>>
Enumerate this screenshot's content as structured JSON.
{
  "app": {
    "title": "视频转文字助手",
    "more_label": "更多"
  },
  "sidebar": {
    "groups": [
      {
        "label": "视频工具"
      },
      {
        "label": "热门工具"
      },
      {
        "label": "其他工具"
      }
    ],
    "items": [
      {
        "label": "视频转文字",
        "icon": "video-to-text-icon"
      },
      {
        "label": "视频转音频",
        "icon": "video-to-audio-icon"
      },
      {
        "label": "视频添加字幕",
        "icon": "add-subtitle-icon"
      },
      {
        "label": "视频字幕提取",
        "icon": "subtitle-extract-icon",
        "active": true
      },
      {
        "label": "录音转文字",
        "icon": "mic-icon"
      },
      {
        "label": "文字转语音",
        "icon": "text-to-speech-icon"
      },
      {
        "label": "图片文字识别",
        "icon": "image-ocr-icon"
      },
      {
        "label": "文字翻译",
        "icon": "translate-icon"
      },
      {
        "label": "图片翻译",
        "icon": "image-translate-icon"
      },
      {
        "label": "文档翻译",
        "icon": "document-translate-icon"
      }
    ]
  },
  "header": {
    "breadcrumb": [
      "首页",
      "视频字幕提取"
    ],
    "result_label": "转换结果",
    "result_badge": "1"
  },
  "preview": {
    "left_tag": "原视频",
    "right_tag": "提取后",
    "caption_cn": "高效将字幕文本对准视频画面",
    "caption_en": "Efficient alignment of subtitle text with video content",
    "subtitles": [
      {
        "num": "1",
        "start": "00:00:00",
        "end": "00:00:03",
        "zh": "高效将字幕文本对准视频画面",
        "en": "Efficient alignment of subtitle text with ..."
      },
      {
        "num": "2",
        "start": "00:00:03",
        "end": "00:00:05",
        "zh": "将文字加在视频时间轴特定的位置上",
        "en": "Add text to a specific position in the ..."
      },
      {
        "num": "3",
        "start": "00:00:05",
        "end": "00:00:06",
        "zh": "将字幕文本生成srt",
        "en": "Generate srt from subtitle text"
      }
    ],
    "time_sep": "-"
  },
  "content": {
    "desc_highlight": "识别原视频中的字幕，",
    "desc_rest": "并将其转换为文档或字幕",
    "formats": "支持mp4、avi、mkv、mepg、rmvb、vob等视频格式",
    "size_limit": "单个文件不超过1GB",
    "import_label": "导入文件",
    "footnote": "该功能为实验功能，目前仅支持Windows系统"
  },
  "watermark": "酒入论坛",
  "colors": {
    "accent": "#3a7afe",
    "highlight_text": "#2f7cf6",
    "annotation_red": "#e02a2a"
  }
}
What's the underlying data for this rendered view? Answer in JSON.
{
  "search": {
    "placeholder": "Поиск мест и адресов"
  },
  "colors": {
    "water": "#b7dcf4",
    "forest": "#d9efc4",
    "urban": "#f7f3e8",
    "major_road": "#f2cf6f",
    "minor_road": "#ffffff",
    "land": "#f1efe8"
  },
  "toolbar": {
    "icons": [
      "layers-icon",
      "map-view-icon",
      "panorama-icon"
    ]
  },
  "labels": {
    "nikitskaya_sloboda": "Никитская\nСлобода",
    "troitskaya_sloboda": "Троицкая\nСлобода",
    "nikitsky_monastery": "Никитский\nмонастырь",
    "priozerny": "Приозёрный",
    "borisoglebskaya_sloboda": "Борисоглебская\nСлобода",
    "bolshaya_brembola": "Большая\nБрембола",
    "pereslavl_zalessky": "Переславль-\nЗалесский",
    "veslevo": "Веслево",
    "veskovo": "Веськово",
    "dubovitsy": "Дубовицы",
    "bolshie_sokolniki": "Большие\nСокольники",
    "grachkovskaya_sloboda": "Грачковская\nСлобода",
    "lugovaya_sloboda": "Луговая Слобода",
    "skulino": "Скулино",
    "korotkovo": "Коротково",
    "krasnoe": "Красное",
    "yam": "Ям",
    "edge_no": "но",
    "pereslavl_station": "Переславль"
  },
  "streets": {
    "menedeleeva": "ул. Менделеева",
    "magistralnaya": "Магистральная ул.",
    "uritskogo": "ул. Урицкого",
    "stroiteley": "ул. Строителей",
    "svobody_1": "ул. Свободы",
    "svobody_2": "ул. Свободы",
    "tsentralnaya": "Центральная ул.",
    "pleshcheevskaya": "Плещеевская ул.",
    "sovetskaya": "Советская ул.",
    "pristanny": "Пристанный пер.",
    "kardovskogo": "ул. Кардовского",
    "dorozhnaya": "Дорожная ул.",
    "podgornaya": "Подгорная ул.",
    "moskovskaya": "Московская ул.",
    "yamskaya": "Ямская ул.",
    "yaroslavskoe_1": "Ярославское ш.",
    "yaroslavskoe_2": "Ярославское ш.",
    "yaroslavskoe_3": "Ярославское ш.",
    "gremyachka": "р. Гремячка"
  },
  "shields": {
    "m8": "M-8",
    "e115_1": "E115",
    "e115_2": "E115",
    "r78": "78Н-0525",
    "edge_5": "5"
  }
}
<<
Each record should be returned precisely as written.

* _Exercise result_
Enumerate this screenshot's content as structured JSON.
{
  "app": {
    "title": "视频转文字助手",
    "more_label": "更多"
  },
  "sidebar": {
    "groups": [
      {
        "label": "视频工具"
      },
      {
        "label": "热门工具"
      },
      {
        "label": "其他工具"
      }
    ],
    "items": [
      {
        "label": "视频转文字",
        "icon": "video-to-text-icon"
      },
      {
        "label": "视频转音频",
        "icon": "video-to-audio-icon"
      },
      {
        "label": "视频添加字幕",
        "icon": "add-subtitle-icon"
      },
      {
        "label": "视频字幕提取",
        "icon": "subtitle-extract-icon",
        "active": true
      },
      {
        "label": "录音转文字",
        "icon": "mic-icon"
      },
      {
        "label": "文字转语音",
        "icon": "text-to-speech-icon"
      },
      {
        "label": "图片文字识别",
        "icon": "image-ocr-icon"
      },
      {
        "label": "文字翻译",
        "icon": "translate-icon"
      },
      {
        "label": "图片翻译",
        "icon": "image-translate-icon"
      },
      {
        "label": "文档翻译",
        "icon": "document-translate-icon"
      }
    ]
  },
  "header": {
    "breadcrumb": [
      "首页",
      "视频字幕提取"
    ],
    "result_label": "转换结果",
    "result_badge": "1"
  },
  "preview": {
    "left_tag": "原视频",
    "right_tag": "提取后",
    "caption_cn": "高效将字幕文本对准视频画面",
    "caption_en": "Efficient alignment of subtitle text with video content",
    "subtitles": [
      {
        "num": "1",
        "start": "00:00:00",
        "end": "00:00:03",
        "zh": "高效将字幕文本对准视频画面",
        "en": "Efficient alignment of subtitle text with ..."
      },
      {
        "num": "2",
        "start": "00:00:03",
        "end": "00:00:05",
        "zh": "将文字加在视频时间轴特定的位置上",
        "en": "Add text to a specific position in the ..."
      },
      {
        "num": "3",
        "start": "00:00:05",
        "end": "00:00:06",
        "zh": "将字幕文本生成srt",
        "en": "Generate srt from subtitle text"
      }
    ],
    "time_sep": "-"
  },
  "content": {
    "desc_highlight": "识别原视频中的字幕，",
    "desc_rest": "并将其转换为文档或字幕",
    "formats": "支持mp4、avi、mkv、mepg、rmvb、vob等视频格式",
    "size_limit": "单个文件不超过1GB",
    "import_label": "导入文件",
    "footnote": "该功能为实验功能，目前仅支持Windows系统"
  },
  "watermark": "酒入论坛",
  "colors": {
    "accent": "#3a7afe",
    "highlight_text": "#2f7cf6",
    "annotation_red": "#e02a2a"
  }
}
What's the underlying data for this rendered view? Answer in JSON.
{
  "search": {
    "placeholder": "Поиск мест и адресов"
  },
  "colors": {
    "water": "#b7dcf4",
    "forest": "#d9efc4",
    "urban": "#f7f3e8",
    "major_road": "#f2cf6f",
    "minor_road": "#ffffff",
    "land": "#f1efe8"
  },
  "toolbar": {
    "icons": [
      "layers-icon",
      "map-view-icon",
      "panorama-icon"
    ]
  },
  "labels": {
    "nikitskaya_sloboda": "Никитская\nСлобода",
    "troitskaya_sloboda": "Троицкая\nСлобода",
    "nikitsky_monastery": "Никитский\nмонастырь",
    "priozerny": "Приозёрный",
    "borisoglebskaya_sloboda": "Борисоглебская\nСлобода",
    "bolshaya_brembola": "Большая\nБрембола",
    "pereslavl_zalessky": "Переславль-\nЗалесский",
    "veslevo": "Веслево",
    "veskovo": "Веськово",
    "dubovitsy": "Дубовицы",
    "bolshie_sokolniki": "Большие\nСокольники",
    "grachkovskaya_sloboda": "Грачковская\nСлобода",
    "lugovaya_sloboda": "Луговая Слобода",
    "skulino": "Скулино",
    "korotkovo": "Коротково",
    "krasnoe": "Красное",
    "yam": "Ям",
    "edge_no": "но",
    "pereslavl_station": "Переславль"
  },
  "streets": {
    "menedeleeva": "ул. Менделеева",
    "magistralnaya": "Магистральная ул.",
    "uritskogo": "ул. Урицкого",
    "stroiteley": "ул. Строителей",
    "svobody_1": "ул. Свободы",
    "svobody_2": "ул. Свободы",
    "tsentralnaya": "Центральная ул.",
    "pleshcheevskaya": "Плещеевская ул.",
    "sovetskaya": "Советская ул.",
    "pristanny": "Пристанный пер.",
    "kardovskogo": "ул. Кардовского",
    "dorozhnaya": "Дорожная ул.",
    "podgornaya": "Подгорная ул.",
    "moskovskaya": "Московская ул.",
    "yamskaya": "Ямская ул.",
    "yaroslavskoe_1": "Ярославское ш.",
    "yaroslavskoe_2": "Ярославское ш.",
    "yaroslavskoe_3": "Ярославское ш.",
    "gremyachka": "р. Гремячка"
  },
  "shields": {
    "m8": "M-8",
    "e115_1": "E115",
    "e115_2": "E115",
    "r78": "78Н-0525",
    "edge_5": "5"
  }
}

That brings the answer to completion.